(Beginning of Data shown)

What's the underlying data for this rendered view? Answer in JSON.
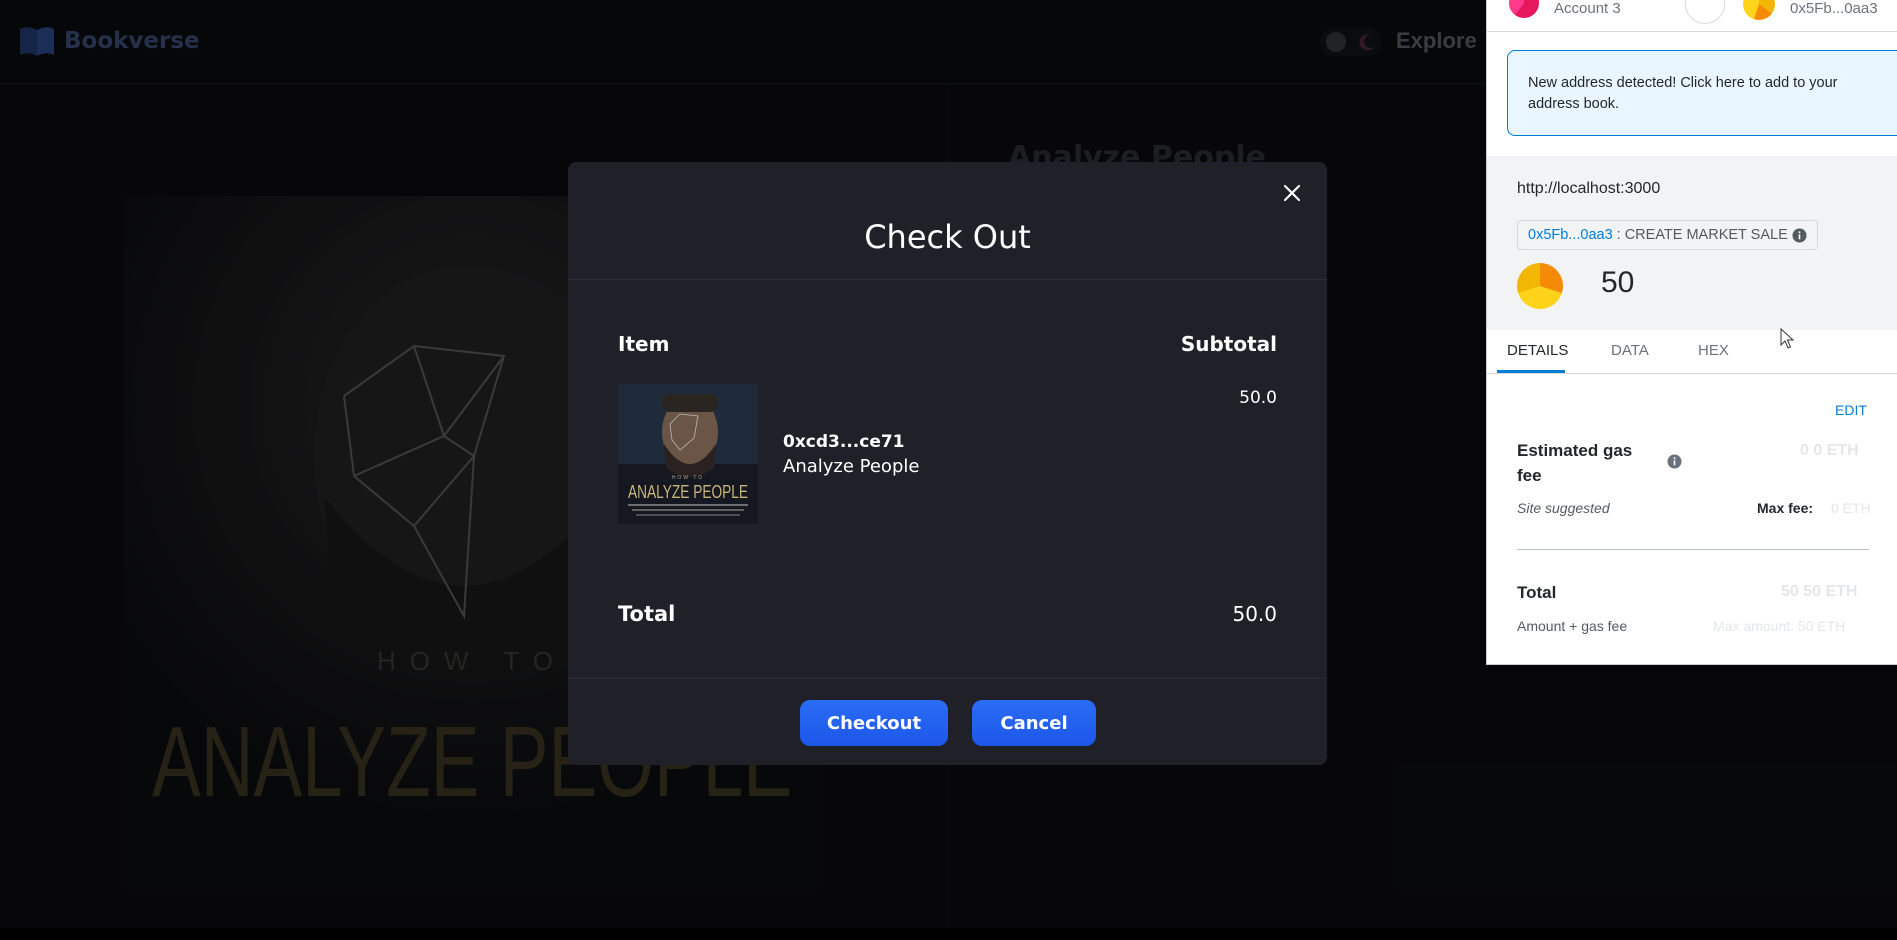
{
  "app": {
    "logo_text": "Bookverse",
    "nav_explore": "Explore"
  },
  "background": {
    "product_title": "Analyze People"
  },
  "modal": {
    "title": "Check Out",
    "col_item": "Item",
    "col_subtotal": "Subtotal",
    "items": [
      {
        "address": "0xcd3...ce71",
        "name": "Analyze People",
        "subtotal": "50.0",
        "cover_line_small": "HOW TO",
        "cover_line_big": "ANALYZE PEOPLE"
      }
    ],
    "total_label": "Total",
    "total_value": "50.0",
    "checkout_label": "Checkout",
    "cancel_label": "Cancel"
  },
  "wallet": {
    "account_name": "Account 3",
    "dest_address": "0x5Fb...0aa3",
    "notice": "New address detected! Click here to add to your address book.",
    "origin": "http://localhost:3000",
    "method_address": "0x5Fb...0aa3",
    "method_name": ": CREATE MARKET SALE",
    "amount": "50",
    "tabs": [
      "DETAILS",
      "DATA",
      "HEX"
    ],
    "edit_label": "EDIT",
    "gas_label": "Estimated gas fee",
    "gas_value": "0  0 ETH",
    "site_suggested": "Site suggested",
    "max_fee_label": "Max fee:",
    "max_fee_value": "0 ETH",
    "total_label": "Total",
    "total_value": "50  50 ETH",
    "amount_gas_label": "Amount + gas fee",
    "max_amount": "Max amount:  50 ETH"
  },
  "colors": {
    "accent_blue": "#1d57e8",
    "wallet_blue": "#037dd6",
    "modal_bg": "#1f2028"
  }
}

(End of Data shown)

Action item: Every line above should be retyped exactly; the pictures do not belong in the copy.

Output of the exercise:
What's the underlying data for this rendered view? Answer in JSON.
{
  "app": {
    "logo_text": "Bookverse",
    "nav_explore": "Explore"
  },
  "background": {
    "product_title": "Analyze People"
  },
  "modal": {
    "title": "Check Out",
    "col_item": "Item",
    "col_subtotal": "Subtotal",
    "items": [
      {
        "address": "0xcd3...ce71",
        "name": "Analyze People",
        "subtotal": "50.0",
        "cover_line_small": "HOW TO",
        "cover_line_big": "ANALYZE PEOPLE"
      }
    ],
    "total_label": "Total",
    "total_value": "50.0",
    "checkout_label": "Checkout",
    "cancel_label": "Cancel"
  },
  "wallet": {
    "account_name": "Account 3",
    "dest_address": "0x5Fb...0aa3",
    "notice": "New address detected! Click here to add to your address book.",
    "origin": "http://localhost:3000",
    "method_address": "0x5Fb...0aa3",
    "method_name": ": CREATE MARKET SALE",
    "amount": "50",
    "tabs": [
      "DETAILS",
      "DATA",
      "HEX"
    ],
    "edit_label": "EDIT",
    "gas_label": "Estimated gas fee",
    "gas_value": "0  0 ETH",
    "site_suggested": "Site suggested",
    "max_fee_label": "Max fee:",
    "max_fee_value": "0 ETH",
    "total_label": "Total",
    "total_value": "50  50 ETH",
    "amount_gas_label": "Amount + gas fee",
    "max_amount": "Max amount:  50 ETH"
  },
  "colors": {
    "accent_blue": "#1d57e8",
    "wallet_blue": "#037dd6",
    "modal_bg": "#1f2028"
  }
}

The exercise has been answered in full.